■ **Exercise goal**: The answer must consist of each line of the records below that contains the string "あなたカスタマイズ".

■ **Data for processing**:
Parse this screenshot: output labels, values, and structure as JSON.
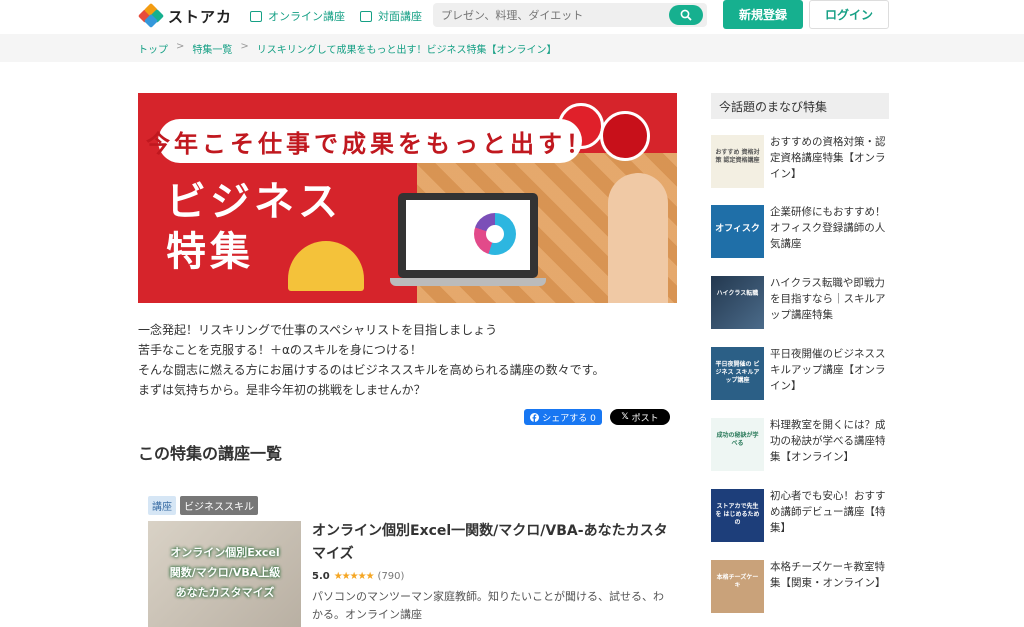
{
  "header": {
    "logo_text": "ストアカ",
    "nav_online": "オンライン講座",
    "nav_offline": "対面講座",
    "search_placeholder": "プレゼン、料理、ダイエット",
    "signup": "新規登録",
    "login": "ログイン"
  },
  "breadcrumb": {
    "items": [
      "トップ",
      "特集一覧",
      "リスキリングして成果をもっと出す！ビジネス特集【オンライン】"
    ],
    "separator": ">"
  },
  "banner": {
    "headline": "今年こそ仕事で成果をもっと出す！",
    "title_line1": "ビジネス",
    "title_line2": "特集"
  },
  "intro": {
    "lines": [
      "一念発起！リスキリングで仕事のスペシャリストを目指しましょう",
      "苦手なことを克服する！＋αのスキルを身につける！",
      "そんな闘志に燃える方にお届けするのはビジネススキルを高められる講座の数々です。",
      "まずは気持ちから。是非今年初の挑戦をしませんか？"
    ]
  },
  "share": {
    "facebook": "シェアする 0",
    "x": "ポスト"
  },
  "section_title": "この特集の講座一覧",
  "course": {
    "tags": [
      "講座",
      "ビジネススキル"
    ],
    "image_text": [
      "オンライン個別Excel",
      "関数/マクロ/VBA上級",
      "あなたカスタマイズ"
    ],
    "title": "オンライン個別Excel一関数/マクロ/VBA-あなたカスタマイズ",
    "rating": "5.0",
    "stars": "★★★★★",
    "review_count": "(790)",
    "description": "パソコンのマンツーマン家庭教師。知りたいことが聞ける、試せる、わかる。オンライン講座"
  },
  "sidebar": {
    "heading": "今話題のまなび特集",
    "items": [
      {
        "text": "おすすめの資格対策・認定資格講座特集【オンライン】",
        "thumb_label": "おすすめ 資格対策 認定資格講座",
        "thumb_color": "#f3efe2"
      },
      {
        "text": "企業研修にもおすすめ！オフィスク登録講師の人気講座",
        "thumb_label": "オフィスク",
        "thumb_color": "#1f6fa8"
      },
      {
        "text": "ハイクラス転職や即戦力を目指すなら｜スキルアップ講座特集",
        "thumb_label": "ハイクラス転職",
        "thumb_color": "#23384f"
      },
      {
        "text": "平日夜開催のビジネススキルアップ講座【オンライン】",
        "thumb_label": "平日夜開催の ビジネス スキルアップ講座",
        "thumb_color": "#2b5f86"
      },
      {
        "text": "料理教室を開くには？成功の秘訣が学べる講座特集【オンライン】",
        "thumb_label": "成功の秘訣が学べる",
        "thumb_color": "#eef6f3"
      },
      {
        "text": "初心者でも安心！おすすめ講師デビュー講座【特集】",
        "thumb_label": "ストアカで先生を はじめるための",
        "thumb_color": "#1d3e7a"
      },
      {
        "text": "本格チーズケーキ教室特集【関東・オンライン】",
        "thumb_label": "本格チーズケーキ",
        "thumb_color": "#c9a27a"
      }
    ]
  },
  "colors": {
    "accent": "#16b08f",
    "banner_red": "#d6242b"
  }
}
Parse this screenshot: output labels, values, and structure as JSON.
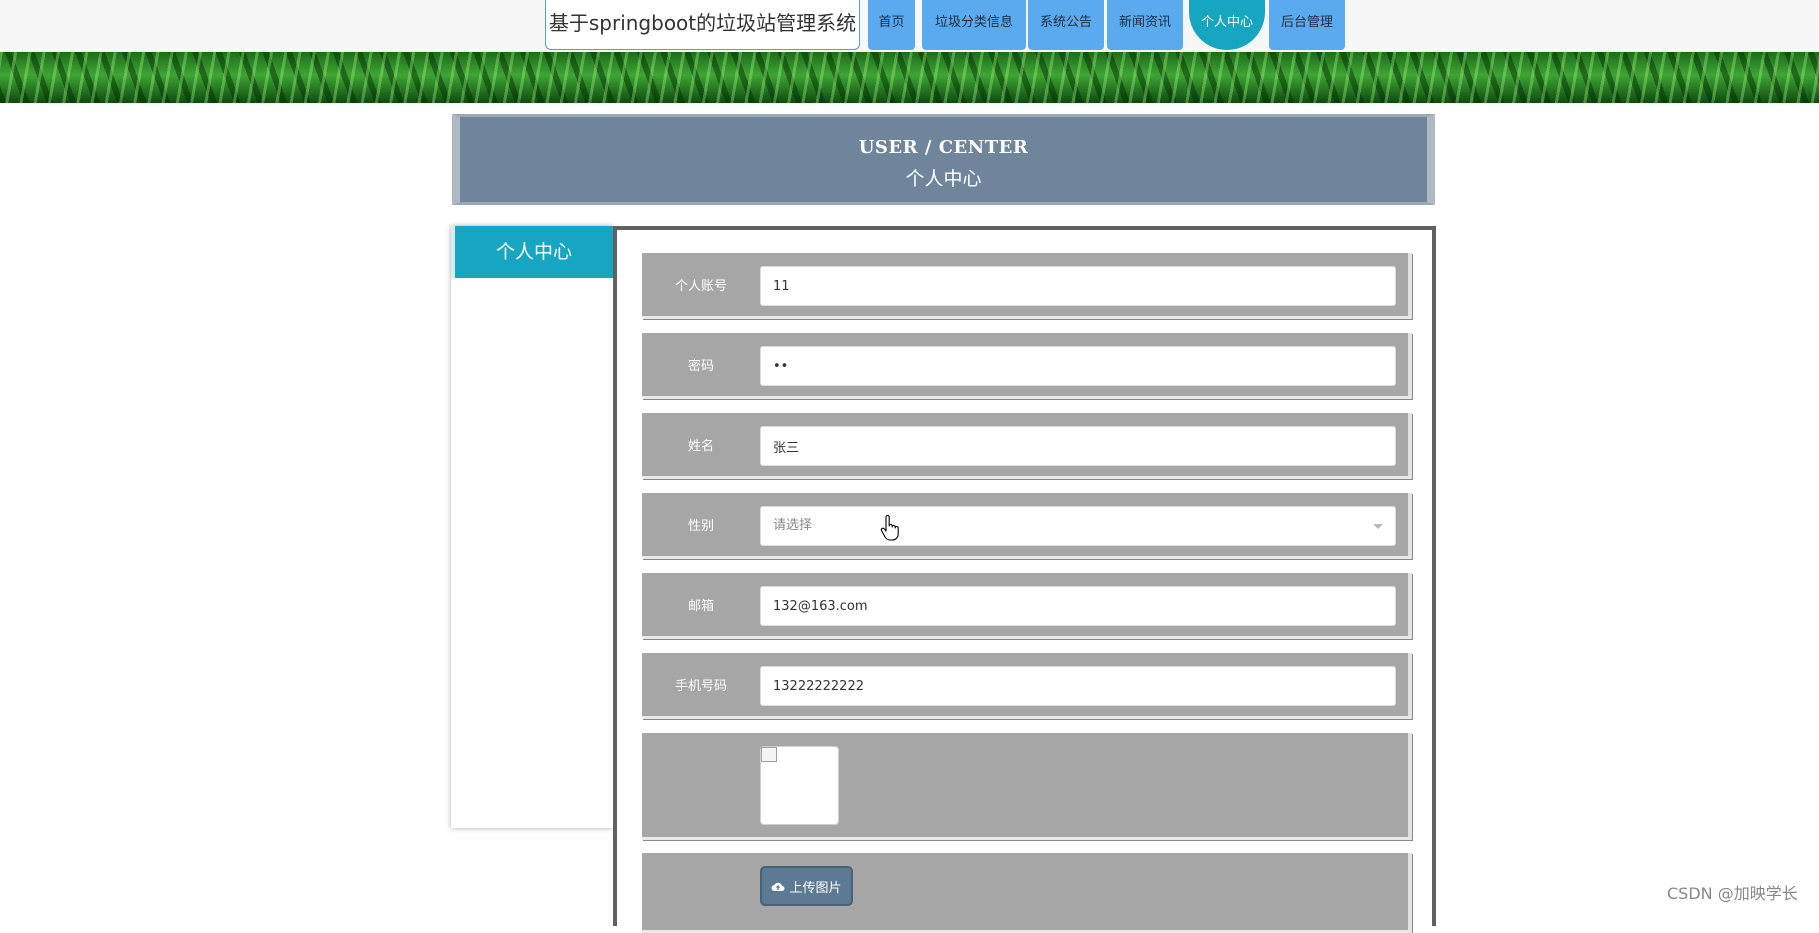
{
  "site": {
    "title": "基于springboot的垃圾站管理系统"
  },
  "nav": {
    "items": [
      {
        "label": "首页"
      },
      {
        "label": "垃圾分类信息"
      },
      {
        "label": "系统公告"
      },
      {
        "label": "新闻资讯"
      },
      {
        "label": "个人中心",
        "active": true
      },
      {
        "label": "后台管理"
      }
    ]
  },
  "page_header": {
    "title_en": "USER / CENTER",
    "title_cn": "个人中心"
  },
  "sidebar": {
    "items": [
      {
        "label": "个人中心",
        "active": true
      }
    ]
  },
  "form": {
    "account": {
      "label": "个人账号",
      "value": "11"
    },
    "password": {
      "label": "密码",
      "value": "••"
    },
    "name": {
      "label": "姓名",
      "value": "张三"
    },
    "gender": {
      "label": "性别",
      "placeholder": "请选择"
    },
    "email": {
      "label": "邮箱",
      "value": "132@163.com"
    },
    "phone": {
      "label": "手机号码",
      "value": "13222222222"
    },
    "upload_button": "上传图片"
  },
  "watermark": "CSDN @加映学长",
  "colors": {
    "nav_bg": "#5aaaf0",
    "nav_active": "#17a6c1",
    "header_bg": "#6e859c",
    "row_bg": "#a6a6a6",
    "upload_bg": "#5d7a95"
  },
  "icons": {
    "upload": "cloud-upload-icon",
    "cursor": "hand-pointer-icon",
    "select": "chevron-down-icon"
  }
}
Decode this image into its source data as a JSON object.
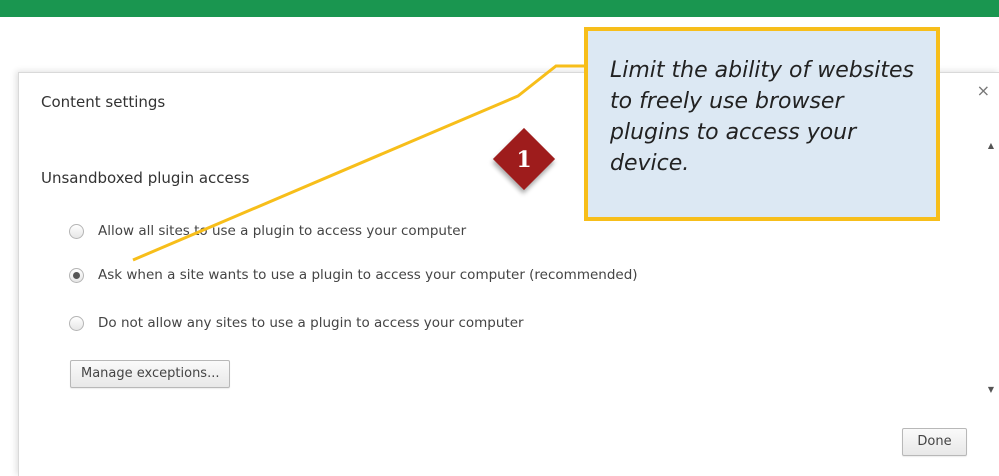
{
  "dialog": {
    "title": "Content settings",
    "close_glyph": "×",
    "section_heading": "Unsandboxed plugin access",
    "options": [
      {
        "label": "Allow all sites to use a plugin to access your computer",
        "checked": false
      },
      {
        "label": "Ask when a site wants to use a plugin to access your computer (recommended)",
        "checked": true
      },
      {
        "label": "Do not allow any sites to use a plugin to access your computer",
        "checked": false
      }
    ],
    "manage_exceptions_label": "Manage exceptions...",
    "done_label": "Done",
    "scroll_up_glyph": "▲",
    "scroll_down_glyph": "▼"
  },
  "annotation": {
    "step_number": "1",
    "callout_text": "Limit the ability of websites to freely use browser plugins to access your device.",
    "colors": {
      "callout_border": "#f7be1a",
      "callout_fill": "#dce8f3",
      "badge": "#9e1c1c",
      "leader_line": "#f7be1a"
    }
  },
  "colors": {
    "top_bar": "#1a9650"
  }
}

■ **Result of this task**:
      "あなたカスタマイズ"
    "title": "オンライン個別Excel一関数/マクロ/VBA-あなたカスタマイズ",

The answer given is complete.